THE DATA ::
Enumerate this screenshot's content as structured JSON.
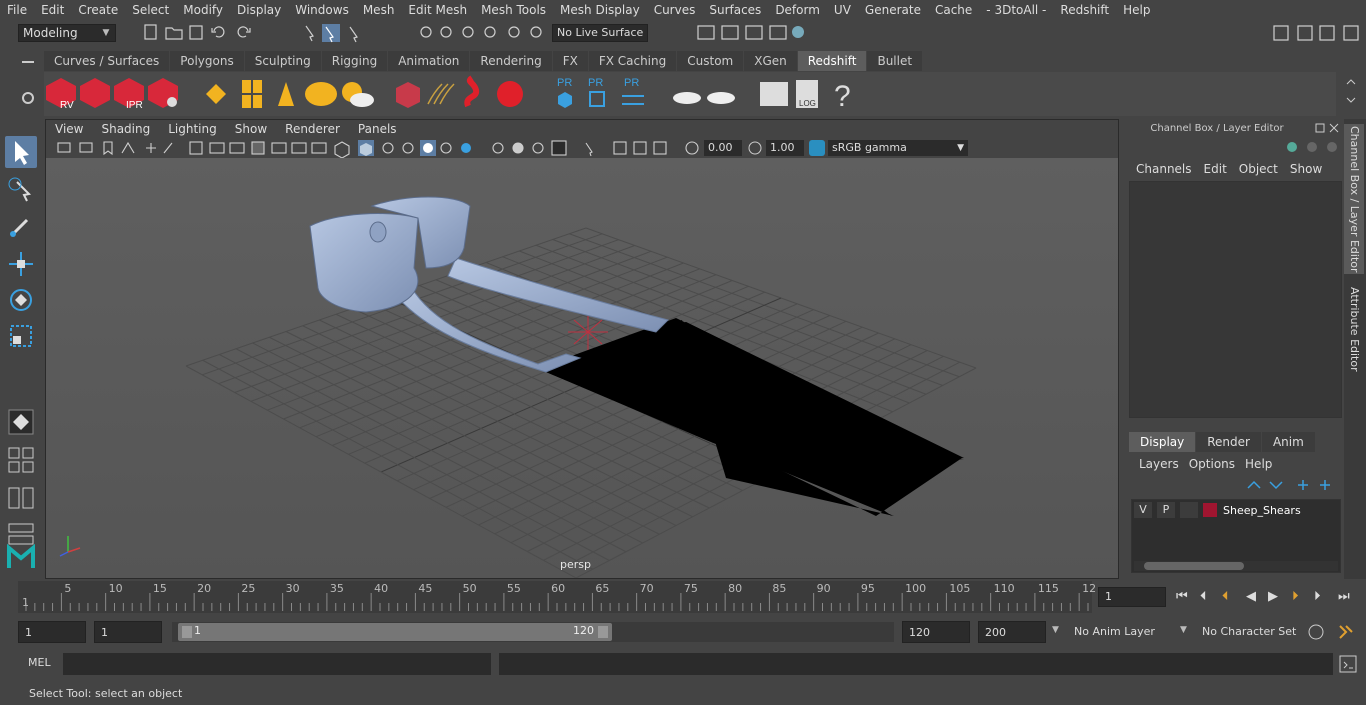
{
  "menubar": [
    "File",
    "Edit",
    "Create",
    "Select",
    "Modify",
    "Display",
    "Windows",
    "Mesh",
    "Edit Mesh",
    "Mesh Tools",
    "Mesh Display",
    "Curves",
    "Surfaces",
    "Deform",
    "UV",
    "Generate",
    "Cache",
    "- 3DtoAll -",
    "Redshift",
    "Help"
  ],
  "status": {
    "mode": "Modeling",
    "live_surface": "No Live Surface"
  },
  "shelf_tabs": [
    "Curves / Surfaces",
    "Polygons",
    "Sculpting",
    "Rigging",
    "Animation",
    "Rendering",
    "FX",
    "FX Caching",
    "Custom",
    "XGen",
    "Redshift",
    "Bullet"
  ],
  "shelf_active": "Redshift",
  "shelf_labels": {
    "rv": "RV",
    "ipr": "IPR",
    "pr": "PR",
    "log": "LOG",
    "help": "?"
  },
  "viewport": {
    "menu": [
      "View",
      "Shading",
      "Lighting",
      "Show",
      "Renderer",
      "Panels"
    ],
    "exposure": "0.00",
    "gamma": "1.00",
    "color_space": "sRGB gamma",
    "camera": "persp"
  },
  "right_panel": {
    "title": "Channel Box / Layer Editor",
    "menu": [
      "Channels",
      "Edit",
      "Object",
      "Show"
    ],
    "layer_tabs": [
      "Display",
      "Render",
      "Anim"
    ],
    "layer_active": "Display",
    "layer_menu": [
      "Layers",
      "Options",
      "Help"
    ],
    "layer": {
      "v": "V",
      "p": "P",
      "name": "Sheep_Shears"
    },
    "side_tabs": [
      "Channel Box / Layer Editor",
      "Attribute Editor"
    ]
  },
  "timeline": {
    "ticks": [
      "5",
      "10",
      "15",
      "20",
      "25",
      "30",
      "35",
      "40",
      "45",
      "50",
      "55",
      "60",
      "65",
      "70",
      "75",
      "80",
      "85",
      "90",
      "95",
      "100",
      "105",
      "110",
      "115",
      "12"
    ],
    "first": "1",
    "current_frame": "1"
  },
  "range": {
    "start": "1",
    "start2": "1",
    "range_start": "1",
    "range_end": "120",
    "end": "120",
    "total": "200",
    "anim_layer": "No Anim Layer",
    "character_set": "No Character Set"
  },
  "command": {
    "lang": "MEL"
  },
  "help_line": "Select Tool: select an object"
}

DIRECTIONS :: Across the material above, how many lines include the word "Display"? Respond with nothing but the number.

RESULT OF THE EXERCISE :: 4